U.S. House: Technology, Tight Budgets Terminate Page Program

I’m not sure what’s more surprising: the U.S. House of Representatives cutting the more than 200-year-old page program or the fact that the words “joint statement issued” are in the same sentence as the words “House Speaker John Boehner (R-Ohio) and Minority Leader Nancy Pelosi (D-Calif.).”

Okay, that last part was a little dig at the lack of cooperation between our major political parties as witnessed during the recent debt ceiling debacle. It’s a bit of a shock to see Congressional leaders agree on anything nowadays.

But, back to the main issue: The Washington Post is reporting that with a cost of about $5 million per year and technological advances coming in to take the place of many of the duties of the typical House page, the program will be shuttered, at the advice of two consulting firms working with Congress.

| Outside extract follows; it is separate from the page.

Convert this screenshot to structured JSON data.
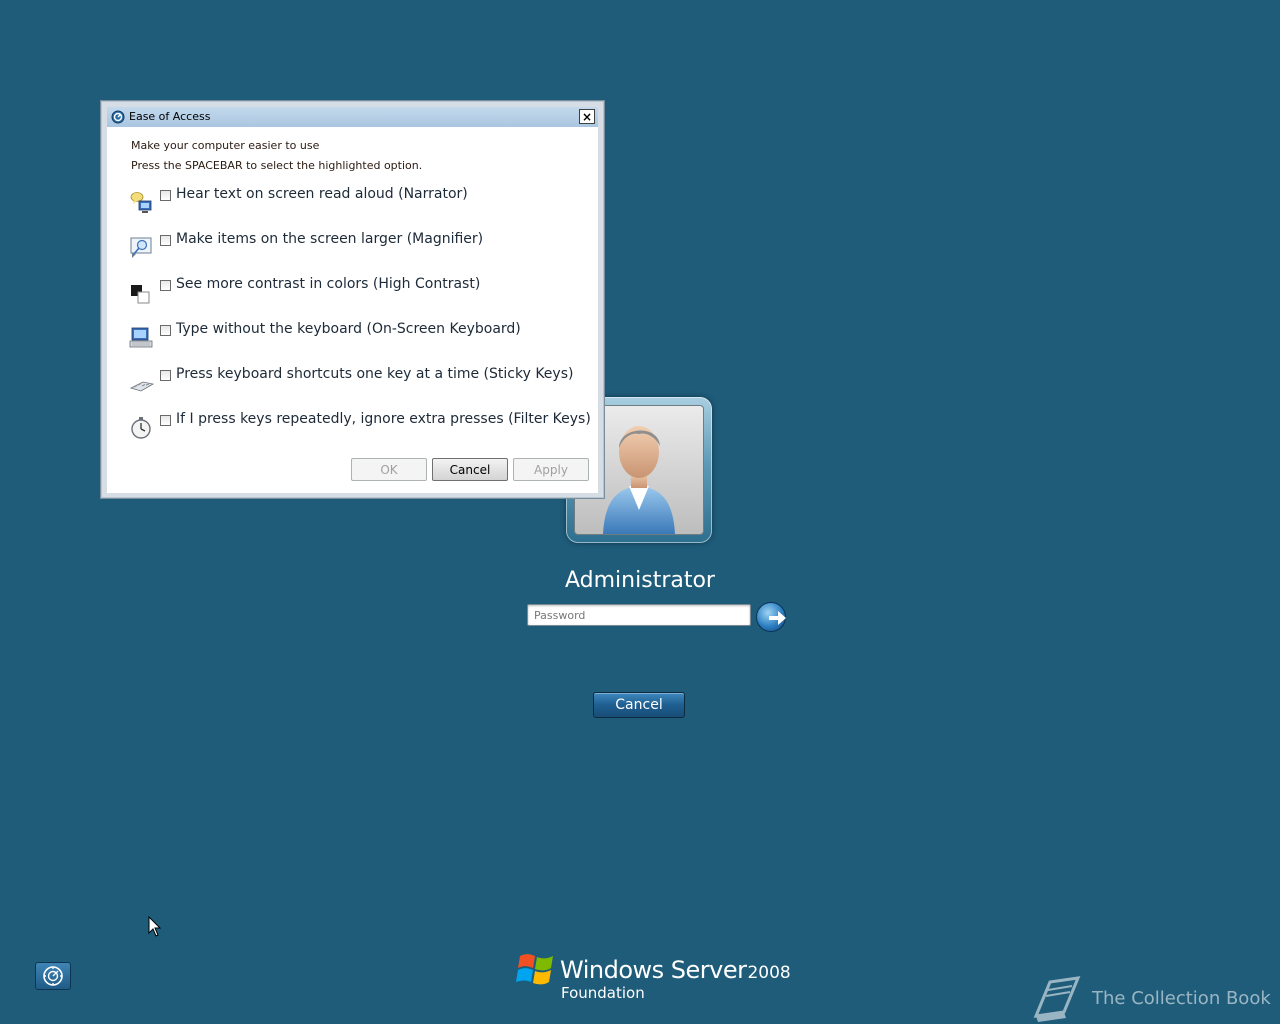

High school juniors are hired for a semester and paid about $1,804 a month with a 35% room-and-board fee deducted. Page duties include running errands for House members, delivering correspondence to lawmakers and answering phones in the cloakrooms off the House floor.

The problem is that technology (documents and notes are now delivered electronically and smartphones and text messaging have largely replaced the need for pages to answer phones) has increased to the point where pages are no longer necessary for the House to run smoothly.

While it is a shame to think that students who might never have a chance to see the American political machine up close will no longer have that opportunity – if the program is largely unnecessary and costing $5 million per year, it does make sense in this tight fiscal time to shut it down.

There are still ways for young people to be involved in the political system. Indiana, like most states, has an in-state page program working with the state legislature. Most Congressional leaders also hire college interns to work in their offices and the U.S. Senate will continue its page program.

One commenter on the Post’s story says, “This is shockingly sensible, even if it is a little sad.”

That’s a great way to sum it up.

It seems that to get out of this fiscal trouble, more programs which are good in theory and beneficial to those involved (such as the page program), will be sacrificed. And now there’s just that minor task of cutting several trillion dollars from the rest of the budget.